▶ THE PROBLEM
What lines of the listing below contain the word "icon"? Copy each of them out.
========================
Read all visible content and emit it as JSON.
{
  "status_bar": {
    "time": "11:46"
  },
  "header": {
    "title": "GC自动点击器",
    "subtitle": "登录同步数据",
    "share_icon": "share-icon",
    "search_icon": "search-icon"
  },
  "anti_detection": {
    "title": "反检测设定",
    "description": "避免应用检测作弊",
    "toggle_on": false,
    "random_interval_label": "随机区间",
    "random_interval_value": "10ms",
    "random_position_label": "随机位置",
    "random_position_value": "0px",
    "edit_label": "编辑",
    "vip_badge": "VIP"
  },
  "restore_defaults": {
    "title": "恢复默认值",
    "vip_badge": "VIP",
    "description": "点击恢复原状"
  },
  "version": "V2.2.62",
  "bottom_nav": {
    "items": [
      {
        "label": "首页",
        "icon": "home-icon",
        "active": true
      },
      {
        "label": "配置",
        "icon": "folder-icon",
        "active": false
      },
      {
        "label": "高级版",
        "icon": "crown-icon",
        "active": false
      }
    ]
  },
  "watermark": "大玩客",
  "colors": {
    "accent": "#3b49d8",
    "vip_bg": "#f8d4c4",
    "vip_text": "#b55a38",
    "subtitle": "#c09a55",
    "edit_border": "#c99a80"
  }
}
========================
▶ YOUR RESPONSE
    "share_icon": "share-icon",
    "search_icon": "search-icon"
        "icon": "home-icon",
        "icon": "folder-icon",
        "icon": "crown-icon",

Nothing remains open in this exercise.